LSA, or Living Sounds Audio, has been making loudspeakers since 2007, but recently the firm went through a major change. It was purchased by Underwood Hi-Fi, and its entire line of loudspeakers was redesigned. The first new offerings are the LSA-10 monitor and the LSA-20 floorstander. Each comes in two versions, Signature and the more upscale Statement. We will review the stand-mounted LSA-10 Statement version, priced at $3495 per pair.
From the front the LSA-10 Statement looks like just another mid-sized two-way mini-monitor in a shiny, curved cabinet. But if you look at the back of the LSA-10, you’ll find that practically its entire surface is a passive radiator. That’s not something I’ve seen on other two-ways.
In the words of its co-designer, Dan Wiggins, “We wanted to make a monitor that played like a tower…something small that was truly full-range. Clean, wide extension, big dynamics, and able to do this with as little sound of strain as possible.” Now the primary question is how well did he and co-designer Dusty Vawter succeed?
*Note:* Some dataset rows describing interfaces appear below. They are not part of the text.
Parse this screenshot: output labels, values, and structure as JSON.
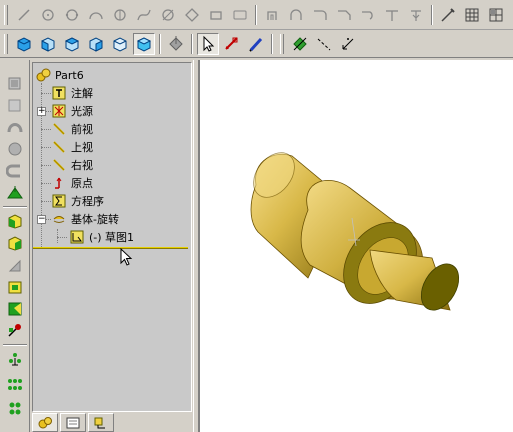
{
  "toolbar_top": {
    "icons": [
      "line-icon",
      "circle-center-icon",
      "circle-three-point-icon",
      "arc-icon",
      "circle-icon",
      "spline-icon",
      "ellipse-icon",
      "polygon-icon",
      "rectangle-icon",
      "rounded-rectangle-icon",
      "offset-icon",
      "trim-icon",
      "fillet-icon",
      "chamfer-icon",
      "extend-icon",
      "mirror-icon",
      "pencil-icon",
      "grid-icon",
      "properties-icon"
    ]
  },
  "toolbar_view": {
    "icons": [
      "isometric-view-icon",
      "front-view-icon",
      "top-view-icon",
      "right-view-icon",
      "back-view-icon",
      "shaded-view-icon",
      "normal-to-icon",
      "select-icon",
      "smart-dimension-icon",
      "sketch-pencil-icon",
      "point-icon",
      "centerline-icon",
      "coordinate-icon"
    ]
  },
  "tree": {
    "root": "Part6",
    "items": [
      {
        "label": "注解",
        "icon": "annotation-icon"
      },
      {
        "label": "光源",
        "icon": "lighting-icon"
      },
      {
        "label": "前视",
        "icon": "plane-icon"
      },
      {
        "label": "上视",
        "icon": "plane-icon"
      },
      {
        "label": "右视",
        "icon": "plane-icon"
      },
      {
        "label": "原点",
        "icon": "origin-icon"
      },
      {
        "label": "方程序",
        "icon": "equation-icon"
      },
      {
        "label": "基体-旋转",
        "icon": "revolve-icon"
      },
      {
        "label": "(-) 草图1",
        "icon": "sketch-icon"
      }
    ],
    "expander_collapsed": "+",
    "expander_expanded": "−"
  },
  "tabs": [
    "feature-manager-tab",
    "property-manager-tab",
    "configuration-manager-tab"
  ],
  "colors": {
    "part_gold": "#d8b848",
    "part_dark": "#8a7010",
    "rollback_bar": "#e6d000",
    "tree_bg": "#c9c9c9"
  }
}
It’s not common for two independent designers to collaborate on a loudspeaker. According to Dusty Vawter, “After meeting with Walter, Dan and I discussed the design goals and the best way to achieve them, and then went to work. We started with cabinet design, and then Dan developed all the required drivers. Crossovers were created using my custom emulator system. This allows me to design many circuits with slight variations for comparison. For voicing, I listened to reference tracks, while Dan sat at the computer making on-the-fly tweaks based on my listening impressions. We then built physical models to confirm their performance and make the final selection of passive components.”
What they ended up with was the LSA-10, which is a two-way design with a large passive radiator. Although not high enough in sensitivity (at 83dB) for flea-watt tube power amplifiers, the LSA-10 has a slightly higher than “standard” impedance of 10 ohms. The crossover is not your cookbook second-order roll-off. Instead there’s an eighth-order filter that is purported to have “proper phase.” As a guy who has lived with loudspeakers with extreme crossovers, from Dunlavy’s first-order “natural roll-off” to Joseph Audio’s “Infinite Slope” (as well as Audience’s crossoverless designs), I have an open mind when it comes to whether a particular crossover outperforms others. Some will look better or worse in a particular test, but at the end, if a crossover is done well it will not be the weakest link in the loudspeaker. Other factors, such as physical size, driver characteristics, and power-handling capabilities generally overshadow crossover shortcomings.
The drivers for the LSA-10 comprise a custom 6.5" aluminum XBL2 mid/bass and a 1" copper beryllium dome tweeter. These two drivers are joined by a 5" by 7" passive radiator. The cabinet’s curved sides, which I mentioned earlier, have a sonic purpose (reducing in-cabinet resonances) in addition to giving the LSA-10 a less boxy and more stylish external profile.
I used the LSA-10 in two different setups. In both cases, careful placement was critical for the most linear harmonic balance. Unlike the vast majority of two-way bookshelf-sized loudspeakers, the LSA-10 has nearly as much bass extension and power-handling capability as a floor-standing design, so it will, in many rooms, require some additional space to breathe. This is not the sort of speaker that you will be putting close to room boundaries to enhance bass response. In some rare cases the LSA-10 may even be too much of a good thing for small underdamped rooms, which may have worked fine with less dynamic and bass-extended designs.
My nearfield system is set up in front of a large casement window, so instead of a wall that reinforces the bass response I have a space that allows some bass to escape. With most nearfield monitors I use this doesn’t seem to make much difference, since many have a bass response that rolls off before any serious bass enhancement could begin, but that was not the case with the LSA-10. Even without room-enhanced midbass the LSA-10 had more upper-bass to midbass presence than any monitor-sized loudspeaker I’ve installed on my desktop. I could have had even more midbass if I hadn’t placed the LSA-10 on IsoAcoustics speaker stands that raised them up so they were approximately nine inches above my thickly carpeted desktop surface. The stands located the drivers so that my ears were level with the top of the mid/bass unit and just below the bottom of the tweeter.